Unfortunately, the personal finances of the average citizen of the developed world today is in a state of total disarray. The following graph from the USA tells this sad story best.
In the 25 years running up to the 2008 housing crisis, Americans borrowed and spent like crazy. Savings rates declined from a healthy 12% to virtually 0% and personal debt (as a percentage of GDP) more than doubled.
As this consumption binge was thundering along, America as a whole begun racking up massive debt (above) and running huge trade deficits (below), essentially using its reputation to borrow billions (even trillions) of dollars so that it could keep on facilitating the reckless consumption of its citizens.

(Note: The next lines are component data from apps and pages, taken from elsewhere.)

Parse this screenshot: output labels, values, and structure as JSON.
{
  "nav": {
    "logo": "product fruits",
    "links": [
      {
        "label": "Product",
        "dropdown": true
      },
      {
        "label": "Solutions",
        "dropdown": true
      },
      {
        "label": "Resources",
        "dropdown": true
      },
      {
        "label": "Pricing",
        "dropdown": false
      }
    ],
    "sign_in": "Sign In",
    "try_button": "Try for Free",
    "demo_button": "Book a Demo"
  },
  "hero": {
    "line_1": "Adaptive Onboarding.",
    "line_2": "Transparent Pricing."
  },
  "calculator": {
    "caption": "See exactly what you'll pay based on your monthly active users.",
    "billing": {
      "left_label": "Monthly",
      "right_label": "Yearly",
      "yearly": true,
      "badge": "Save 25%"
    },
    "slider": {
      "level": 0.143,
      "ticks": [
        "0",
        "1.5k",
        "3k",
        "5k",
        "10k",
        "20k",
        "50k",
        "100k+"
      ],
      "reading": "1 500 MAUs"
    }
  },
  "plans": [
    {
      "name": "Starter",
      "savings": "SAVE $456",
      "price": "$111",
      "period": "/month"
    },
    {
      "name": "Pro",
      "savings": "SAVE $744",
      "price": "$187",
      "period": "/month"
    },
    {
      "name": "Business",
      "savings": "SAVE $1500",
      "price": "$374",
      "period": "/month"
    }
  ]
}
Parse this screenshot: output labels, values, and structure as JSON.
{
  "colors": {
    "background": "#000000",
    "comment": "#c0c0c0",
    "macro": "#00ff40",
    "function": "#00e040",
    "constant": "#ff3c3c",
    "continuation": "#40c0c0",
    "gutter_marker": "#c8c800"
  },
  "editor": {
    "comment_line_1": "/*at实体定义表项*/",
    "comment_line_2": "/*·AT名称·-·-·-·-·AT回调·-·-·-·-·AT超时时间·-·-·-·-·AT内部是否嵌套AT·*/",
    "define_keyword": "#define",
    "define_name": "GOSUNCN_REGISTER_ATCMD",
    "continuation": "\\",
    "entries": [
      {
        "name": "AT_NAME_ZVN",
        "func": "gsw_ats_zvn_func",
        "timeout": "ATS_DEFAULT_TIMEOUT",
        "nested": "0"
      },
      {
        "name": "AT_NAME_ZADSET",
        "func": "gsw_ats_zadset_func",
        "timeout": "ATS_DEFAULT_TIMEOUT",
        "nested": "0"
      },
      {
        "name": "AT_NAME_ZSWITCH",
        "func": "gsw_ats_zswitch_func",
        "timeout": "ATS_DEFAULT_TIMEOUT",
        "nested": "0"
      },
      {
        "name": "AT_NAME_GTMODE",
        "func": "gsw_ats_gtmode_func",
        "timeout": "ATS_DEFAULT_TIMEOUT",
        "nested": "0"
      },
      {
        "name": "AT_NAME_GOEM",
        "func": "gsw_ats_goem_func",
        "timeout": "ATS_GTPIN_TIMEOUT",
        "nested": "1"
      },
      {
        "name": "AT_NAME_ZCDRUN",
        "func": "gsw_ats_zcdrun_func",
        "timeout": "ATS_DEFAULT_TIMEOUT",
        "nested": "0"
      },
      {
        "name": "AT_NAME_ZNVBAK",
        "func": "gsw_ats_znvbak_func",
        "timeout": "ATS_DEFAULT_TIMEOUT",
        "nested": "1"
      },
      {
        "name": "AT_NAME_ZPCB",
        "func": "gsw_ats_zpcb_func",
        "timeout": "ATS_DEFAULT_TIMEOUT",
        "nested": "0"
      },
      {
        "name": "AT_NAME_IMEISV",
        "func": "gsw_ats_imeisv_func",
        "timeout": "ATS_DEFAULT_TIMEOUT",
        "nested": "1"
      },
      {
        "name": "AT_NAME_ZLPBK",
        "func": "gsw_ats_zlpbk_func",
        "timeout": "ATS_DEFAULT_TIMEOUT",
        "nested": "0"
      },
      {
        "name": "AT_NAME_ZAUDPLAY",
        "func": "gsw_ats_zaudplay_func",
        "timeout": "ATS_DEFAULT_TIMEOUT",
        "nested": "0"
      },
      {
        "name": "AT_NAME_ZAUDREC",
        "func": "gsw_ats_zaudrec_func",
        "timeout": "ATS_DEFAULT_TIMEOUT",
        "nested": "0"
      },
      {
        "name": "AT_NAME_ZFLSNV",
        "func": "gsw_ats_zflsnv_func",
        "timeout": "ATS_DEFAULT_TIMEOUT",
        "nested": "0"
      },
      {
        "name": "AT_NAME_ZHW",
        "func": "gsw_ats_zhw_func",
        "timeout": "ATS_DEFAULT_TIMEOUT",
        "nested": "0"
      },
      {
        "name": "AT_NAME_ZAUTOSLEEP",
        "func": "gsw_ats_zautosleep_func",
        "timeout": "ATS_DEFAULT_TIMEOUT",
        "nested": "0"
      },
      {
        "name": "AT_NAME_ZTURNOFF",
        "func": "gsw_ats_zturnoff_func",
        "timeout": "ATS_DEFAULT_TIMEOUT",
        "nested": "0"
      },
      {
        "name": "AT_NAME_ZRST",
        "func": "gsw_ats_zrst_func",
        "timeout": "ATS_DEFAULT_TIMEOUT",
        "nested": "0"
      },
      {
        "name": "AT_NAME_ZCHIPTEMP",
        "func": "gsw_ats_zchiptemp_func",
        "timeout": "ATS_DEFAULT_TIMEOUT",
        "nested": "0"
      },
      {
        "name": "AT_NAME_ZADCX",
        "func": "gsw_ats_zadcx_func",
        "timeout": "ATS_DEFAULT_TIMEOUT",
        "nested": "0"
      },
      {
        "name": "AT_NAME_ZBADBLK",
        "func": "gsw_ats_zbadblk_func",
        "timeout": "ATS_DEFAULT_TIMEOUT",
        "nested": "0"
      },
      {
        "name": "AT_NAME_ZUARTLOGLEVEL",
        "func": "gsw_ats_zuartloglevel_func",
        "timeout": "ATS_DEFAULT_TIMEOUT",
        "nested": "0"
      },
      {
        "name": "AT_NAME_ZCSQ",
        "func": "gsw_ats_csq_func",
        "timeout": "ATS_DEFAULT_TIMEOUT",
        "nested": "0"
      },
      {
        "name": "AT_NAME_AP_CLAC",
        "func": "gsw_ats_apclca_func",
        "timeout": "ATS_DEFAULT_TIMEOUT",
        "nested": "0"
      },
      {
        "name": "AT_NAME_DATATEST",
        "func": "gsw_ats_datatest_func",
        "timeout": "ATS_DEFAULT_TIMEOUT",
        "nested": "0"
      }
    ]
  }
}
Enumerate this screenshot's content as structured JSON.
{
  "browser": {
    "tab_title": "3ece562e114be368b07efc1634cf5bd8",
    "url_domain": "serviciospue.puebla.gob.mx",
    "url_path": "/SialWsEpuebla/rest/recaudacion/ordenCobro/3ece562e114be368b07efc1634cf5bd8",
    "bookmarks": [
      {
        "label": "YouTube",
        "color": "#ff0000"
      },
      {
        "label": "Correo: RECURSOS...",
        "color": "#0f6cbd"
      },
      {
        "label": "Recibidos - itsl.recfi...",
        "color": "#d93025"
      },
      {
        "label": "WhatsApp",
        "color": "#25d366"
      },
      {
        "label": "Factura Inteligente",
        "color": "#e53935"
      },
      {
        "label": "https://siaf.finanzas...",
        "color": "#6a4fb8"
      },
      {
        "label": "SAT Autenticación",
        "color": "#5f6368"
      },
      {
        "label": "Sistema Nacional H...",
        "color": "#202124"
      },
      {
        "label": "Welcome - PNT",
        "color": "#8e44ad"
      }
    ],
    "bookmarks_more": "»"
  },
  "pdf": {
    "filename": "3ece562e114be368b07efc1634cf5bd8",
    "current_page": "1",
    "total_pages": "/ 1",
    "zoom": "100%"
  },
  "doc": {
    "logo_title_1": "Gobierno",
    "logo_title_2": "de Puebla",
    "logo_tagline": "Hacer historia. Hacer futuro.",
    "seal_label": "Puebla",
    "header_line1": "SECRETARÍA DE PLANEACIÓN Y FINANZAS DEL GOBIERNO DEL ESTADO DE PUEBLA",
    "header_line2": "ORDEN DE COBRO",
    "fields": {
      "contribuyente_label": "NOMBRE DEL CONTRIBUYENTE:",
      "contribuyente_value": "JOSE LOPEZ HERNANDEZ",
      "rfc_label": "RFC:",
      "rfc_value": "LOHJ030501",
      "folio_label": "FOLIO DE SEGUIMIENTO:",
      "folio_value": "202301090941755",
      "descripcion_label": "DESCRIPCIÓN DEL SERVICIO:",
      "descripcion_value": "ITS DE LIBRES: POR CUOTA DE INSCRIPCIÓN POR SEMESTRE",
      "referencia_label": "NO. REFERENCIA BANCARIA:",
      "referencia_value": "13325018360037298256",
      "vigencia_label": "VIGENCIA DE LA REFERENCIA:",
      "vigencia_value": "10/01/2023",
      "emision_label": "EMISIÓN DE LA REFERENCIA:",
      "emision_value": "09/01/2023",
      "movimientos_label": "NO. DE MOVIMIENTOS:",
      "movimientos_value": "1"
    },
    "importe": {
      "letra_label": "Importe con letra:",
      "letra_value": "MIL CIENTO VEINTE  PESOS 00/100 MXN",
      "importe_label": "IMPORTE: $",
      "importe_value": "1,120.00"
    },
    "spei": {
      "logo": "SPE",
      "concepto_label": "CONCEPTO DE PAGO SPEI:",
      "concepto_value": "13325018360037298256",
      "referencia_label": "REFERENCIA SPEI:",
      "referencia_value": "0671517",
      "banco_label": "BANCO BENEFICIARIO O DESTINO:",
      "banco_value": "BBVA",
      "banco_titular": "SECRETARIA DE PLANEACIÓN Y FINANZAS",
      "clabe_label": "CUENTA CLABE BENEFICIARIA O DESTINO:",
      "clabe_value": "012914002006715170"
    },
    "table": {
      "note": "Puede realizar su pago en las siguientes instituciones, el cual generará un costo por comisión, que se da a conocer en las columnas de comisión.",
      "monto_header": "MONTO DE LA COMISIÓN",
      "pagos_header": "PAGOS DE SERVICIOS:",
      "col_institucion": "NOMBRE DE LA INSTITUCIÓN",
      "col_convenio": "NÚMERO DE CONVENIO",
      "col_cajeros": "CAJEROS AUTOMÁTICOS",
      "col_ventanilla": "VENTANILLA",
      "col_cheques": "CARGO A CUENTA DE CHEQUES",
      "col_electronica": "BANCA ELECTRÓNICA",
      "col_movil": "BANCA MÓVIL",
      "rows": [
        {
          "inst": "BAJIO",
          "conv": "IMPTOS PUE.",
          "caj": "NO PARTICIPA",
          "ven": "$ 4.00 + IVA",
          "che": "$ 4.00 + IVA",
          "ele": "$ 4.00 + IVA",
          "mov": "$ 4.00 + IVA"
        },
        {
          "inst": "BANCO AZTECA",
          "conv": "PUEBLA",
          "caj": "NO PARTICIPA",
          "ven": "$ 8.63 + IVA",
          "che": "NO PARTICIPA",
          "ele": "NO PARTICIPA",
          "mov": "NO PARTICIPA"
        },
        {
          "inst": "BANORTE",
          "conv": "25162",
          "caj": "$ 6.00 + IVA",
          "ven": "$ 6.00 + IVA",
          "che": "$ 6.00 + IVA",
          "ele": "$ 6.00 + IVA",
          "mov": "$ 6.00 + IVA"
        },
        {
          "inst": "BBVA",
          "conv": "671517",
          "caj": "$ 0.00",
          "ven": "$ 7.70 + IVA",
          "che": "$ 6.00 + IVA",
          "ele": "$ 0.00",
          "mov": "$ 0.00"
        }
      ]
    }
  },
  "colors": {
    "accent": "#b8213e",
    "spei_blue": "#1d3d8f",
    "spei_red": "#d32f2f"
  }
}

In the end, America (and the rest of the developed world) ended up with massive debt and virtually zero savings which put them in a situation of zero financial resilience. Financial resilience is a very important concept that you will hear about a lot more over the coming weeks and is a simple measure of how resilient an individual consumer is to financial shocks such as a job loss, commodity price spikes or rising interest rates. In fact, this concept is so important that I wrote a special page dedicated to understanding how it impacts the stability of our economy.
But global economic stability is not the only thing that is heavily impacted by the manner in which individuals handle their personal finances. Just as was the case for personal health, the way in which we handle our personal finances also has a large impact on our environment and our society.
For example, our environment is impacted negatively by completely out-of-control consumerism (such as the run-up to the 2008 crisis) and positively impacted by investments in the green economy. So, how are we doing in this regard? Well, the 2008 bubble of unchecked greed has left the USA with close to 20 million empty homes, representing a malinvestment of about $4 trillion – an amount 4 times greater than the total global investment in renewable energy to date.
Regarding our society, people seem completely oblivious to the fact that the average American consumes about 20 times more value than the average Sub-Saharan African (simply because he/she was lucky enough to be born in America and not in Sub-Saharan Africa). Our financial behavior certainly reflects this ignorance and the vast majority of people simply have no idea of how they can invest in the futures of the poor.
It is therefore clear that we have a lot of work to do regarding our personal finances. We will start the journey in two days’ time.